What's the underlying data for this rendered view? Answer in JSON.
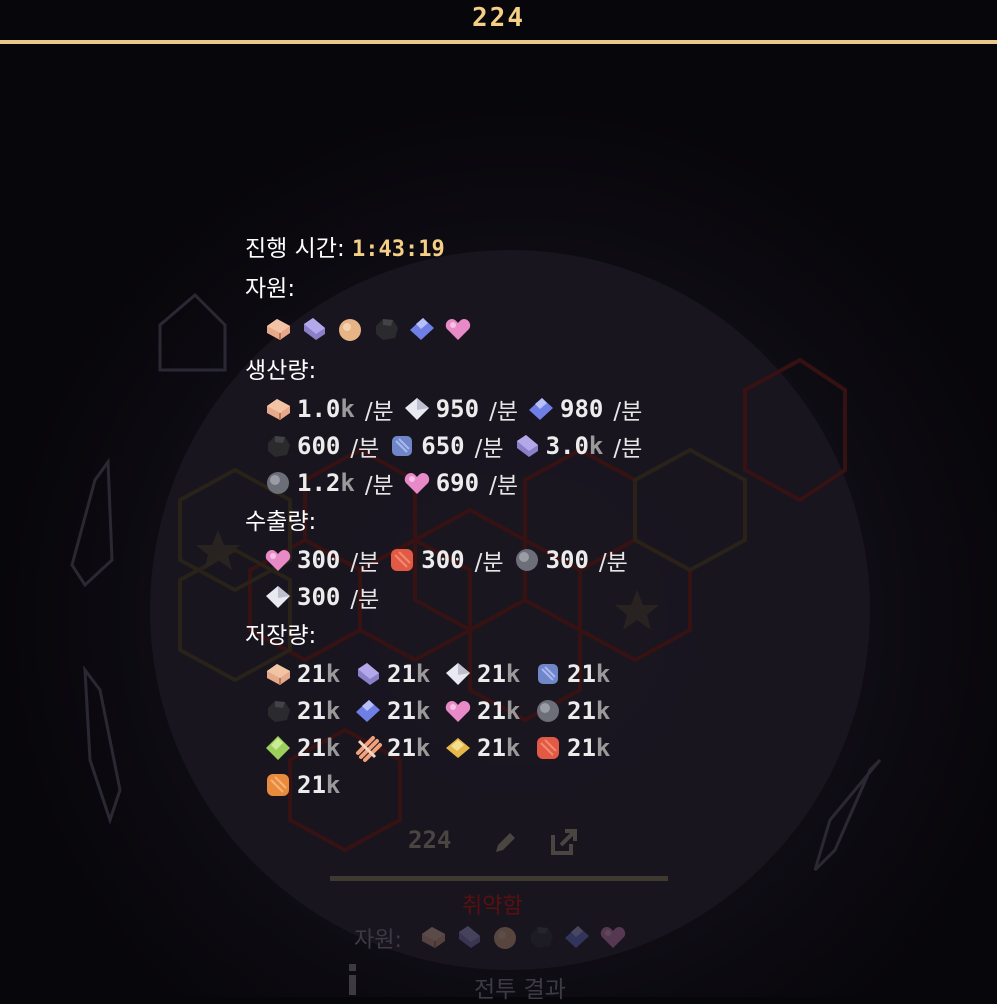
{
  "top_counter": "224",
  "stats": {
    "elapsed_label": "진행 시간:",
    "elapsed_value": "1:43:19",
    "resources_label": "자원:",
    "resources": [
      "copper-bar-icon",
      "purple-ingot-icon",
      "orange-orb-icon",
      "coal-icon",
      "blue-crystal-icon",
      "pink-heart-icon"
    ],
    "production_label": "생산량:",
    "production": [
      {
        "icon": "copper-bar-icon",
        "value": "1.0k",
        "unit": "/분"
      },
      {
        "icon": "white-crystal-icon",
        "value": "950",
        "unit": "/분"
      },
      {
        "icon": "blue-crystal-icon",
        "value": "980",
        "unit": "/분"
      },
      {
        "icon": "coal-icon",
        "value": "600",
        "unit": "/분"
      },
      {
        "icon": "blue-ore-icon",
        "value": "650",
        "unit": "/분"
      },
      {
        "icon": "purple-ingot-icon",
        "value": "3.0k",
        "unit": "/분"
      },
      {
        "icon": "gray-orb-icon",
        "value": "1.2k",
        "unit": "/분"
      },
      {
        "icon": "pink-heart-icon",
        "value": "690",
        "unit": "/분"
      }
    ],
    "export_label": "수출량:",
    "export": [
      {
        "icon": "pink-heart-icon",
        "value": "300",
        "unit": "/분"
      },
      {
        "icon": "red-ore-icon",
        "value": "300",
        "unit": "/분"
      },
      {
        "icon": "gray-orb-icon",
        "value": "300",
        "unit": "/분"
      },
      {
        "icon": "white-crystal-icon",
        "value": "300",
        "unit": "/분"
      }
    ],
    "storage_label": "저장량:",
    "storage": [
      {
        "icon": "copper-bar-icon",
        "value": "21k"
      },
      {
        "icon": "purple-ingot-icon",
        "value": "21k"
      },
      {
        "icon": "white-crystal-icon",
        "value": "21k"
      },
      {
        "icon": "blue-ore-icon",
        "value": "21k"
      },
      {
        "icon": "coal-icon",
        "value": "21k"
      },
      {
        "icon": "blue-crystal-icon",
        "value": "21k"
      },
      {
        "icon": "pink-heart-icon",
        "value": "21k"
      },
      {
        "icon": "gray-orb-icon",
        "value": "21k"
      },
      {
        "icon": "green-gem-icon",
        "value": "21k"
      },
      {
        "icon": "peach-bundle-icon",
        "value": "21k"
      },
      {
        "icon": "yellow-gem-icon",
        "value": "21k"
      },
      {
        "icon": "red-ore-icon",
        "value": "21k"
      },
      {
        "icon": "orange-ore-icon",
        "value": "21k"
      }
    ]
  },
  "bottom_panel": {
    "number": "224",
    "status": "취약함",
    "resources_label": "자원:",
    "battle_results": "전투 결과"
  },
  "colors": {
    "accent": "#e8c98a",
    "time": "#f5cf86",
    "hex_outline": "#5a1f17"
  }
}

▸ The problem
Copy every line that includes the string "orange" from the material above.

▸ Output for this exercise
      "orange-orb-icon",
        "icon": "orange-ore-icon",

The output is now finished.